(What to work on): Only lines below containing the string "JSON" should be counted; please give that count by itself.

(Data):
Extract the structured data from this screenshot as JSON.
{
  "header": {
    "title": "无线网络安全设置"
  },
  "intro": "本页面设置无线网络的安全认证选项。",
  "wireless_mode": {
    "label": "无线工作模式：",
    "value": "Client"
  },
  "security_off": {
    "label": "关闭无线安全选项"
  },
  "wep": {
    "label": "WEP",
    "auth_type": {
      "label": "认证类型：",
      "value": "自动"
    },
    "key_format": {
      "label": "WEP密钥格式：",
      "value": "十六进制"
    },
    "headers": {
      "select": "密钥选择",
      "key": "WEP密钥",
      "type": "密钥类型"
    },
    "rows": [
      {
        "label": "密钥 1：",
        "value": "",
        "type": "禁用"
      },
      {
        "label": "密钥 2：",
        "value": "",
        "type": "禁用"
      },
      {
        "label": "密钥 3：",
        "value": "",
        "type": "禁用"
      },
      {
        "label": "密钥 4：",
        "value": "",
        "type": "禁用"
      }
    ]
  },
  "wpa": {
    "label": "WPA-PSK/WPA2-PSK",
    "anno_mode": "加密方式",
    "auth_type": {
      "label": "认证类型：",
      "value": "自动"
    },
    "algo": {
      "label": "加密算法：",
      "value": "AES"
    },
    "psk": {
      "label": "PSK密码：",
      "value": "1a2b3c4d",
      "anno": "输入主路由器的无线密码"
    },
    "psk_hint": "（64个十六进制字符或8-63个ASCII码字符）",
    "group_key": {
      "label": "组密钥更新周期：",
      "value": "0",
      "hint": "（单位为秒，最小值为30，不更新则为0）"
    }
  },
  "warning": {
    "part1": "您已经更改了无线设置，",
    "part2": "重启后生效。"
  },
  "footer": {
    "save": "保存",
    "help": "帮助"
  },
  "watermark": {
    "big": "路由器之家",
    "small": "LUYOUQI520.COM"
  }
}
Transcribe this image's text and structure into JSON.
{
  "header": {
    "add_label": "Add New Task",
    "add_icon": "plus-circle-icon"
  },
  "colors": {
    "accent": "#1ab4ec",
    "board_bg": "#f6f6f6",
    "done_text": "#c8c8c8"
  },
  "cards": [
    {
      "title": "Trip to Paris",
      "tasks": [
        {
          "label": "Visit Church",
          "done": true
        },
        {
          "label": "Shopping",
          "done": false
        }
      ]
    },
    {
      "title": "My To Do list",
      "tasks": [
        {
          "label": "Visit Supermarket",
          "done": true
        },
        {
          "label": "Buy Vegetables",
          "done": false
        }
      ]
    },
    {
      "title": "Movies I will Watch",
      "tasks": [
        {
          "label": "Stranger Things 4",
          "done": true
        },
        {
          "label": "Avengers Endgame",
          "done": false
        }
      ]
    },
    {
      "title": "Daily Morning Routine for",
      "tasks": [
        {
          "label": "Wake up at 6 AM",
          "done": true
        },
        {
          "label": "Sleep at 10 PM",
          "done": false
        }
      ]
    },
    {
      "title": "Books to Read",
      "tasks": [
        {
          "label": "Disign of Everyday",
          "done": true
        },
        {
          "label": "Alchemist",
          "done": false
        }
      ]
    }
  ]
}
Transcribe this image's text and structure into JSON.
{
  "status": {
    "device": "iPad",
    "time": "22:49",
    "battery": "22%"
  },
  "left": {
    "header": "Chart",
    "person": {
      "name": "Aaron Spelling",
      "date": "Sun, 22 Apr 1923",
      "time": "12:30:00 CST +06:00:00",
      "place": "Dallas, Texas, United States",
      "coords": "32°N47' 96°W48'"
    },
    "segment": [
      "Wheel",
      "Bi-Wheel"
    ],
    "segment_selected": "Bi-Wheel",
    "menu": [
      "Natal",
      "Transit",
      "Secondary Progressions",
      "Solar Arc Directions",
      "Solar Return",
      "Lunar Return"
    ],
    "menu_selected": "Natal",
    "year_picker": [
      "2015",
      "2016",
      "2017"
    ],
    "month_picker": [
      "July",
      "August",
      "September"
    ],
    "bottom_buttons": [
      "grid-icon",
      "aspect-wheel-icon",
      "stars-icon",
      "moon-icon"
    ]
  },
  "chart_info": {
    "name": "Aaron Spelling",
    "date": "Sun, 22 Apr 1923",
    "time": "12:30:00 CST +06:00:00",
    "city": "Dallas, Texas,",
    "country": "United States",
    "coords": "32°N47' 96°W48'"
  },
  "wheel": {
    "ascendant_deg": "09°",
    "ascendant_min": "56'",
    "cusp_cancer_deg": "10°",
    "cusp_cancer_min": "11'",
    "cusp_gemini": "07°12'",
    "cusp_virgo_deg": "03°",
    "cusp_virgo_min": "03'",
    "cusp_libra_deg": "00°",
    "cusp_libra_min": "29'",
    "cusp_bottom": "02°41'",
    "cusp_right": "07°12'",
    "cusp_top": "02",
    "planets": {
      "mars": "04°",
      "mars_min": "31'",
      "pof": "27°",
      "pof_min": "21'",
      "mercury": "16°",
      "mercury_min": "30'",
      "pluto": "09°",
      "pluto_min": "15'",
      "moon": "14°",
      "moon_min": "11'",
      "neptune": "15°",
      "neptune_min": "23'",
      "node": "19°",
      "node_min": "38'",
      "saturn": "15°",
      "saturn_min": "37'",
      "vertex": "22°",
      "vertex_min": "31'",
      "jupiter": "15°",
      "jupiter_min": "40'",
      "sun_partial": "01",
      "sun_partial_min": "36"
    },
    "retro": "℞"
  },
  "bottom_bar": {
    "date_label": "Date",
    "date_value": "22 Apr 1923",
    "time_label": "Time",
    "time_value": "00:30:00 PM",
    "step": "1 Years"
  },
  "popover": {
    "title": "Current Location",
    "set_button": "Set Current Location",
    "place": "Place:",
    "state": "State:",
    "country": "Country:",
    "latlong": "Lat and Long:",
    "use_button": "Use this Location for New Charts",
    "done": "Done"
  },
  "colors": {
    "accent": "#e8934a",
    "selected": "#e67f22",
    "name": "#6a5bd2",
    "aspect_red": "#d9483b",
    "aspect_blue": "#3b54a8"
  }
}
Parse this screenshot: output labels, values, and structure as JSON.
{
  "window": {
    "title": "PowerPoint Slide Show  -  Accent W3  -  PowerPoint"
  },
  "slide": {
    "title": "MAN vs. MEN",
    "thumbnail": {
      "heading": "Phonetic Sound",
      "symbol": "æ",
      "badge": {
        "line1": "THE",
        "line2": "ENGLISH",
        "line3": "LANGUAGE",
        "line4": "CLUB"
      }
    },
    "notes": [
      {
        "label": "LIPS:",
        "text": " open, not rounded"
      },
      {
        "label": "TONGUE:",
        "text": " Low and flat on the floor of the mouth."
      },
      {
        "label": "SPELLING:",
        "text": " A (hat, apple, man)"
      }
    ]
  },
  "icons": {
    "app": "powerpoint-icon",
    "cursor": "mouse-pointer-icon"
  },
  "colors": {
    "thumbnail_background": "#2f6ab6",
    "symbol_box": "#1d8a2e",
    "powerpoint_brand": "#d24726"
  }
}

(Solution): 4